Keynote presentations on the third day of Graphene Week 2015 offered an eclectic mix of fundamental science and practical chemical engineering. Here we report briefly on each of the talks, beginning with an introduction to optoelectronics in 2d semiconductors and heterostructures, and concluding with an outline of a highly promising ‘kitchen sink’ approach to graphene production.
Graphene Week 2015 was buzzing with activity throughout the University of Manchester venue, with more than 600 delegates presenting and discussing their work, networking and making plans for the future. Each morning of the conference was given over to plenary sessions, with keynote presentations from invited speakers. Here we report on the Tuesday plenary, which was devoted to the electronic properties of graphene and related layered materials.
Graphene Week 2015 saw the launch of Women in Graphene, a support network for women in graphene and related 2d materials research. As in other areas of science and engineering, women make up significant proportion of the 2d materials workforce, but they face a number of gender-specific barriers to career progression.
Two of the fringe sessions at the recent conference in Manchester were devoted to the publishing of scientific research. The first of these was organised by Institute of Physics Publishing, which produces a number of academic journals, other periodicals and books. Another session was hosted by editors from Nature Publishing Group, responsible for Nature and a large number of thematic journals, some of which are used extensively by graphene researchers.
Graphene Week 2015 in Manchester saw the BBC World Service in town to record an episode of The Forum – a radio discussion programme that tackles the big questions of our age with some of the world’s most eminent thinkers, movers and shakers.
Graphene Week 2015 has drawn to a close after a hugely successful conference in Manchester. More than 600 delegates at the Graphene Flagship event last week presented and discussed a mass of outstanding science and engineering research results, and took part in a number of fringe sessions, including a BBC World Service panel discussion and an open forum. They also enjoyed the premiere of Graphene Suite – a musical composition by the National Graphene Institute’s composer-in-residence.
Graphene Week 2015 is awash with outstanding research results, but one presentation has created quite a stir at this Graphene Flagship conference. To a stunned audience, Robert Roelver of Stuttgart-based engineering firm Bosch reported on Thursday that company researchers, together with scientists at the Max-Planck Institute for Solid State Research, have created a graphene-based magnetic sensor 100 times more sensitive than an equivalent device based on silicon.
At Graphene Week 2015 in Manchester yesterday, delegates and others were treated to the premiere of a musical suite by Sara Lowes, composer-in-residence at the National Graphene Institute. Sara’s Graphene Suite was commissioned by Brighter Sound, a Manchester-based producer of creative music projects and other cultural events.
In a previous article, we looked at keynote presentations from the first day of Graphene Week 2015 in Manchester. Here we outline the contributed science talks from the first day of the conference, of which there were nine in each of two parallel sessions.

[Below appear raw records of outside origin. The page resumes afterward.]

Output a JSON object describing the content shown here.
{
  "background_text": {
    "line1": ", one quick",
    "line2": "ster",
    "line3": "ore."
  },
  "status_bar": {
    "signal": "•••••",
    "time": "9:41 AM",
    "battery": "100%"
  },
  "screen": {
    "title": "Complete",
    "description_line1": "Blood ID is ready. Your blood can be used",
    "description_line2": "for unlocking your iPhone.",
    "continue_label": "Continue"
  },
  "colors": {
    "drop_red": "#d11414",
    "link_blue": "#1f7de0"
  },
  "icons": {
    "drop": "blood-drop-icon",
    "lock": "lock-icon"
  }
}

Graphene Week 2015 is hosted by the University of Manchester in northern England, and it was from this world-renowned centre of trade, industry and technology that the Nobel Prize-winning revolution in graphene and related two-dimensional materials was launched.
In the previous article, we looked at keynote presentations from the first day of Graphene Week 2015 in Manchester. Here we report on Graphene Focus, an open forum to which researchers, industrialists and the general public were invited to contribute questions. Graphene Focus is but one of many ways in which the Graphene Flagship makes itself accountable to the world beyond the research community, industry and the political establishment.
Graphene Week is the centrepiece of the Graphene Flagship calendar, and this year the conference takes place at the University of Manchester in northern England. The city of Manchester, renowned the world over as a centre of trade, technology and innovation, is home to the UK’s National Graphene Institute. It is also the research base of Andre Geim and Kostya Novoselov, the lauded scientists who in 2010 won the Nobel Prize in Physics for their pioneering work on the properties of graphene.
Launched in October 2013, the Graphene Flagship has now been sailing for a little over a year. Much has been achieved in this short time, yet we are only a tenth of the way on a voyage that we hope will take graphene and related materials from academic laboratories into society.
Graphene Flagship researchers show how graphene oxide suspended in water biodegrades in a reaction catalysed by a human enzyme, with the effectiveness of the breakdown dependent on the colloidal stability of the suspension. The study should guide the development of graphene-based biomedical applications.